There are several roads in North America that can lay legitimate claim to being “The Skiers’ Highway” — Route 100 in Vermont, State Route 89 in California and The Powder Highway in Southern British Columbia to name a few.
But there is only one road that can proudly call itself “The Skiers’ Interstate” and that’s I70 in Colorado.
Running 74 miles from Idaho Springs on the east to Avon on the west, this section of Interstate 70 cuts through the heart of the Colorado Rockies and provides easy access to seven world class resorts.
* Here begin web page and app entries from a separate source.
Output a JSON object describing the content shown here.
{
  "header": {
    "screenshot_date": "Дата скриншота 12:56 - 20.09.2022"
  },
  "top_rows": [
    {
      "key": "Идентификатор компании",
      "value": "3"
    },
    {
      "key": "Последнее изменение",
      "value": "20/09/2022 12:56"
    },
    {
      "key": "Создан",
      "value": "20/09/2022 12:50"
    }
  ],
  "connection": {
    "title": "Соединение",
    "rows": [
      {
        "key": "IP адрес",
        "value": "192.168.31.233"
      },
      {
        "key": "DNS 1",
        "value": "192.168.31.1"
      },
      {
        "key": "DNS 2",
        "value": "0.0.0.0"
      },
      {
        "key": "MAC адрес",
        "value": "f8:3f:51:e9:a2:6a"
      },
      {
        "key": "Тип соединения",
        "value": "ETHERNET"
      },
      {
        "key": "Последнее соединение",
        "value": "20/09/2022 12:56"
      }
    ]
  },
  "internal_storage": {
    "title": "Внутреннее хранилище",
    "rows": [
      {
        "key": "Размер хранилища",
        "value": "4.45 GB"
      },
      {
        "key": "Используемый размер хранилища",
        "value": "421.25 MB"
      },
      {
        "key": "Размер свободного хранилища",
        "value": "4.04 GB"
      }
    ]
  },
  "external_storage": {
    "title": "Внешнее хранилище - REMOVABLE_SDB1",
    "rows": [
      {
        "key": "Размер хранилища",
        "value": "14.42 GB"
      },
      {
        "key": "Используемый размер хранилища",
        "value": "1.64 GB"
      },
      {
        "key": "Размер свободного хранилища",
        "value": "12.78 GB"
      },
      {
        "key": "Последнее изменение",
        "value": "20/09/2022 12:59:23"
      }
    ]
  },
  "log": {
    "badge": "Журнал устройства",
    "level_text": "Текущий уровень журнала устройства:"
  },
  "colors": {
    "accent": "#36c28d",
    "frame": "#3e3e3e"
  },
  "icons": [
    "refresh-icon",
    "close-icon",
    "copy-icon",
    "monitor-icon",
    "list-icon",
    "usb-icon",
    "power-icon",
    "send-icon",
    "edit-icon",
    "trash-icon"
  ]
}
Together the heptad of hills combines for 18,873 skiable acres — which is nearly two-thirds the size of San Francisco — 148 lifts, numerous restaurants and bars, any kind of lodging you can think of and tons of the product that makes Colorado famous (we’re talking about cold smoke here).
Here’s a quick look at what you’ll find at the resorts that line the asphalt corridor known as I70, Colorado’s “Skiers’ Interstate”.
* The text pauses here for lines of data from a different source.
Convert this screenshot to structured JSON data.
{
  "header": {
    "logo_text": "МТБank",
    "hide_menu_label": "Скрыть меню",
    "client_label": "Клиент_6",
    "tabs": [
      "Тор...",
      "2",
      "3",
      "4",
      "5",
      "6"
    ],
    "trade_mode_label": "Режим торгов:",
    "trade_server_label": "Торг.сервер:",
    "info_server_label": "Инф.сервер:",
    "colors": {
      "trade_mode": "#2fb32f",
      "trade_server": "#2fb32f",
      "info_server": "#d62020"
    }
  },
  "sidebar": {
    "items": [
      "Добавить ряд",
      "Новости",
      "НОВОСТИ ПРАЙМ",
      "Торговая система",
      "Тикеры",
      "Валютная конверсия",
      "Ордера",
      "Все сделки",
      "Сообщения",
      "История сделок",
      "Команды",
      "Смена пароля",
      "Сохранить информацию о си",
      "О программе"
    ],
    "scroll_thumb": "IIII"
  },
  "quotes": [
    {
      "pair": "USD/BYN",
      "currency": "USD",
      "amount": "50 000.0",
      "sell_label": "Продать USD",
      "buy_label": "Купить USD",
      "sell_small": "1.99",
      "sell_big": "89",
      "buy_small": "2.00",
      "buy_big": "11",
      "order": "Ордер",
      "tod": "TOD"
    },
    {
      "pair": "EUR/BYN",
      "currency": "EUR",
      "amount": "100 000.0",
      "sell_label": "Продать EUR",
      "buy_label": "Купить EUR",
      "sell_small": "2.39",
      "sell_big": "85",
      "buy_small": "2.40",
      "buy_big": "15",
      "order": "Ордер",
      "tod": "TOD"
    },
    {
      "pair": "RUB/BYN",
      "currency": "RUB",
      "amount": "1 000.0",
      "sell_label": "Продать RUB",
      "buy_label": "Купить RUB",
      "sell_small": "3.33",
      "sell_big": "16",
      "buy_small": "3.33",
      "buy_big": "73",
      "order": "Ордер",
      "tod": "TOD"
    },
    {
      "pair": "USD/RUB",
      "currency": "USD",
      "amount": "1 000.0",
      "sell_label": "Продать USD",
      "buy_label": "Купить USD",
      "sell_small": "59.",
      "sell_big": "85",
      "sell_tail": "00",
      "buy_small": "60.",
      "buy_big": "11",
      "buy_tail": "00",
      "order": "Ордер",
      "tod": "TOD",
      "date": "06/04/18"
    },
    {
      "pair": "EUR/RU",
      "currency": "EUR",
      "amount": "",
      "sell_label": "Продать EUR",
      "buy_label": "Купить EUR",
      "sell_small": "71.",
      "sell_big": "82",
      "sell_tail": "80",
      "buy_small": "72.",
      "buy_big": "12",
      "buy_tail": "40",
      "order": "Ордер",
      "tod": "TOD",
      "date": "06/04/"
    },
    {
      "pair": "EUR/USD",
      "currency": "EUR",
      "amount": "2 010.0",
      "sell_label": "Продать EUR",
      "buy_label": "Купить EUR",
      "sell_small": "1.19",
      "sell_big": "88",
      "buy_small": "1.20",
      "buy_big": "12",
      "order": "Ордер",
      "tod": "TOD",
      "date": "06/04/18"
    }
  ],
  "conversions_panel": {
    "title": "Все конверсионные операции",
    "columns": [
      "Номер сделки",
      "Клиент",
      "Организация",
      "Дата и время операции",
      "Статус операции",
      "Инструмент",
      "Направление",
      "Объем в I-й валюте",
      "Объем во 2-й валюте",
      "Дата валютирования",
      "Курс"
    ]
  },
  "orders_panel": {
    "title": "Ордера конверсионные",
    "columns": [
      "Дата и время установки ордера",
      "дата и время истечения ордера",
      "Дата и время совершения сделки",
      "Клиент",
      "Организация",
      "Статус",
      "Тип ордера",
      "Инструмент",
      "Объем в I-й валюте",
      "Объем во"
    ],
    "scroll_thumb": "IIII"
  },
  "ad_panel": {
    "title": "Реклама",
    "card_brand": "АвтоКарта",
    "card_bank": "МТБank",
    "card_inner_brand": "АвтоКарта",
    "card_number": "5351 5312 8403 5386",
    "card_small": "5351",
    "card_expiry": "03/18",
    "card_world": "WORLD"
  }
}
Loveland Ski Area
Situated on the east side of the continental divide and straddling the famous Eisenhower Tunnel, Loveland is a mid-size hill (1,900 acres, 100 of which are strictly hike-to)) with a decent vertical (2,210 feet) made accessible by nine lifts. Loveland prides itself as usually being the first resort to open in Colorado each season.
Generally the last resort in Colorado to close each season, Arapahoe is a throw-back to skiing and snowboarding‘s funkier times: less pretentiousness (Dirt bags are always welcome) and more fast laps on the runs. A-Basin, situated on the west side of Loveland Pass, is the smallest of the I70 resorts (1,331 acres serviced by six lifts), but it has a big-mountain feel with 2,530 feet of vertical and topping out at 13,050 feet, the highest resort elevation in the state.
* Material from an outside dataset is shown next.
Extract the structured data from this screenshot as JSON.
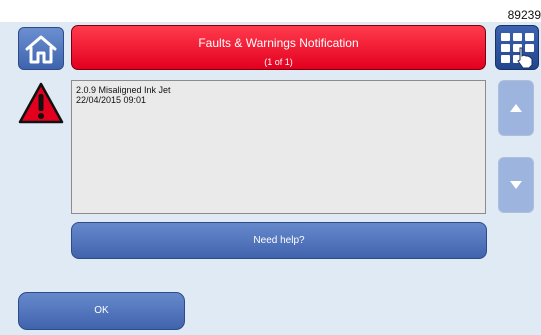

Lying about halfway between Arapahoe Basin and Interstate 70 on US Highway 6, Keystone is a well-regarded “family” resort: There’s a huge emphasis on kids’ participation throughout the day and the season. Much of the front side of the 3,148-acre playground is lit up for night-time riding, and perhaps the most heavily traveled of Keystone’s 20 lifts is Peru Express, which gives access to the 60-acre A51 terrain park, also lighted for evening frolicking.
A few miles west of Keystone lies the five-peak wonder known as Breckenridge. Situated above the eponymous Old West gold and silver mining town, Breck has five mountains (Peaks 6 to 10) to choose from, each with its own personality and clientele. The Imperial Express Superchair on Peak 8 tops out at 12,840 feet, making it the highest chairlift in North America.
One of two resorts along the I70 corridor not operated by Vail Resorts (the other is Loveland), Copper‘s 2,465 acres is divided by ridges, with each pod between ridges being consistently either green, blue, black or double diamond, allowing skiers and snowboarders to enjoy the mountain at their own ability. Copper is also the home of Woodward Camp, a 20,000-square-foot indoor ski and snowboard training facility for park and pipe riders.
Ground Zero for Vail Resort’s massive holdings, Vail’s 5,289 acres sprawl from a few feet from the breakdown lane on eastbound I70 southward over a couple of ridges and bowls to provide just about any type of skiing or snowboarding you can think of. The powder trees of Blue Sky Basin are fun and the Back Bowls are iconic, but there’s nothing like taking fast laps off the Highline Express lift.
Laying claim to the most vert (4,040 feet) among the I70 seven, Beaver Creek also skis much bigger than its 1,832 acres. That’s because of the infamous Birds of Prey terrain, which include some the steepest tree-lined runs on the continent — Golden Eagle, Peregrine, Kestrel and Goshawk drop 2,484 vertical feet in around 1.7 miles. But there’s a gentler side to Beaver, and most of the resort’s 25 lifts service long blue and easy black cruisers, the 2,100-vertical-foot Centennial run, accessed by the Centennial 6-pack, being the crown jewel.